[The problem] Exclude the pictures, and otherwise reproduce the data in full.

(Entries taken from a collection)
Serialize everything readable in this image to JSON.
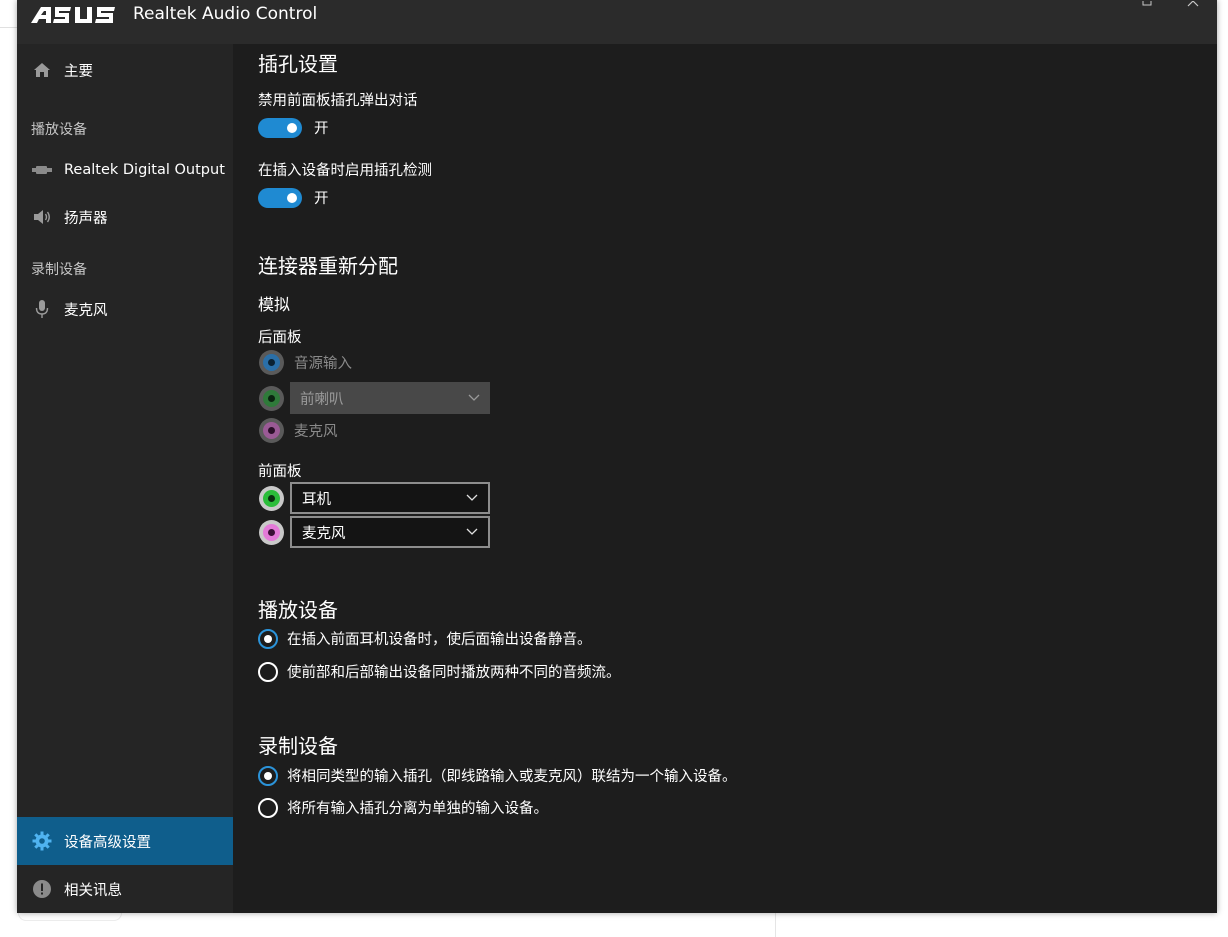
{
  "app": {
    "logo_text": "ASUS",
    "title": "Realtek Audio Control"
  },
  "sidebar": {
    "items": [
      {
        "label": "主要",
        "icon": "home-icon"
      },
      {
        "label": "Realtek Digital Output",
        "icon": "digital-output-icon"
      },
      {
        "label": "扬声器",
        "icon": "speaker-icon"
      },
      {
        "label": "麦克风",
        "icon": "microphone-icon"
      },
      {
        "label": "设备高级设置",
        "icon": "gear-icon"
      },
      {
        "label": "相关讯息",
        "icon": "info-icon"
      }
    ],
    "sections": {
      "playback": "播放设备",
      "recording": "录制设备"
    },
    "active_color": "#0f5e8c"
  },
  "main": {
    "jack_settings": {
      "heading": "插孔设置",
      "disable_popup_label": "禁用前面板插孔弹出对话",
      "disable_popup_state": "开",
      "jack_detect_label": "在插入设备时启用插孔检测",
      "jack_detect_state": "开"
    },
    "connector_reassign": {
      "heading": "连接器重新分配",
      "analog_label": "模拟",
      "rear_panel_label": "后面板",
      "rear_jacks": [
        {
          "label": "音源输入",
          "color": "#2a6fa8"
        },
        {
          "selected": "前喇叭",
          "color": "#2f7a3a"
        },
        {
          "label": "麦克风",
          "color": "#9a5a95"
        }
      ],
      "front_panel_label": "前面板",
      "front_jacks": [
        {
          "selected": "耳机",
          "color": "#2bbd3a"
        },
        {
          "selected": "麦克风",
          "color": "#e37ad8"
        }
      ]
    },
    "playback": {
      "heading": "播放设备",
      "options": [
        {
          "label": "在插入前面耳机设备时，使后面输出设备静音。",
          "checked": true
        },
        {
          "label": "使前部和后部输出设备同时播放两种不同的音频流。",
          "checked": false
        }
      ]
    },
    "recording": {
      "heading": "录制设备",
      "options": [
        {
          "label": "将相同类型的输入插孔（即线路输入或麦克风）联结为一个输入设备。",
          "checked": true
        },
        {
          "label": "将所有输入插孔分离为单独的输入设备。",
          "checked": false
        }
      ]
    }
  },
  "colors": {
    "window_bg": "#1d1d1d",
    "sidebar_bg": "#252525",
    "titlebar_bg": "#2b2b2b",
    "toggle_on": "#1f8ad2",
    "radio_accent": "#2b93d9"
  }
}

[Exercise result]
Serialize everything readable in this image to JSON.
{
  "app": {
    "logo_text": "ASUS",
    "title": "Realtek Audio Control"
  },
  "sidebar": {
    "items": [
      {
        "label": "主要",
        "icon": "home-icon"
      },
      {
        "label": "Realtek Digital Output",
        "icon": "digital-output-icon"
      },
      {
        "label": "扬声器",
        "icon": "speaker-icon"
      },
      {
        "label": "麦克风",
        "icon": "microphone-icon"
      },
      {
        "label": "设备高级设置",
        "icon": "gear-icon"
      },
      {
        "label": "相关讯息",
        "icon": "info-icon"
      }
    ],
    "sections": {
      "playback": "播放设备",
      "recording": "录制设备"
    },
    "active_color": "#0f5e8c"
  },
  "main": {
    "jack_settings": {
      "heading": "插孔设置",
      "disable_popup_label": "禁用前面板插孔弹出对话",
      "disable_popup_state": "开",
      "jack_detect_label": "在插入设备时启用插孔检测",
      "jack_detect_state": "开"
    },
    "connector_reassign": {
      "heading": "连接器重新分配",
      "analog_label": "模拟",
      "rear_panel_label": "后面板",
      "rear_jacks": [
        {
          "label": "音源输入",
          "color": "#2a6fa8"
        },
        {
          "selected": "前喇叭",
          "color": "#2f7a3a"
        },
        {
          "label": "麦克风",
          "color": "#9a5a95"
        }
      ],
      "front_panel_label": "前面板",
      "front_jacks": [
        {
          "selected": "耳机",
          "color": "#2bbd3a"
        },
        {
          "selected": "麦克风",
          "color": "#e37ad8"
        }
      ]
    },
    "playback": {
      "heading": "播放设备",
      "options": [
        {
          "label": "在插入前面耳机设备时，使后面输出设备静音。",
          "checked": true
        },
        {
          "label": "使前部和后部输出设备同时播放两种不同的音频流。",
          "checked": false
        }
      ]
    },
    "recording": {
      "heading": "录制设备",
      "options": [
        {
          "label": "将相同类型的输入插孔（即线路输入或麦克风）联结为一个输入设备。",
          "checked": true
        },
        {
          "label": "将所有输入插孔分离为单独的输入设备。",
          "checked": false
        }
      ]
    }
  },
  "colors": {
    "window_bg": "#1d1d1d",
    "sidebar_bg": "#252525",
    "titlebar_bg": "#2b2b2b",
    "toggle_on": "#1f8ad2",
    "radio_accent": "#2b93d9"
  }
}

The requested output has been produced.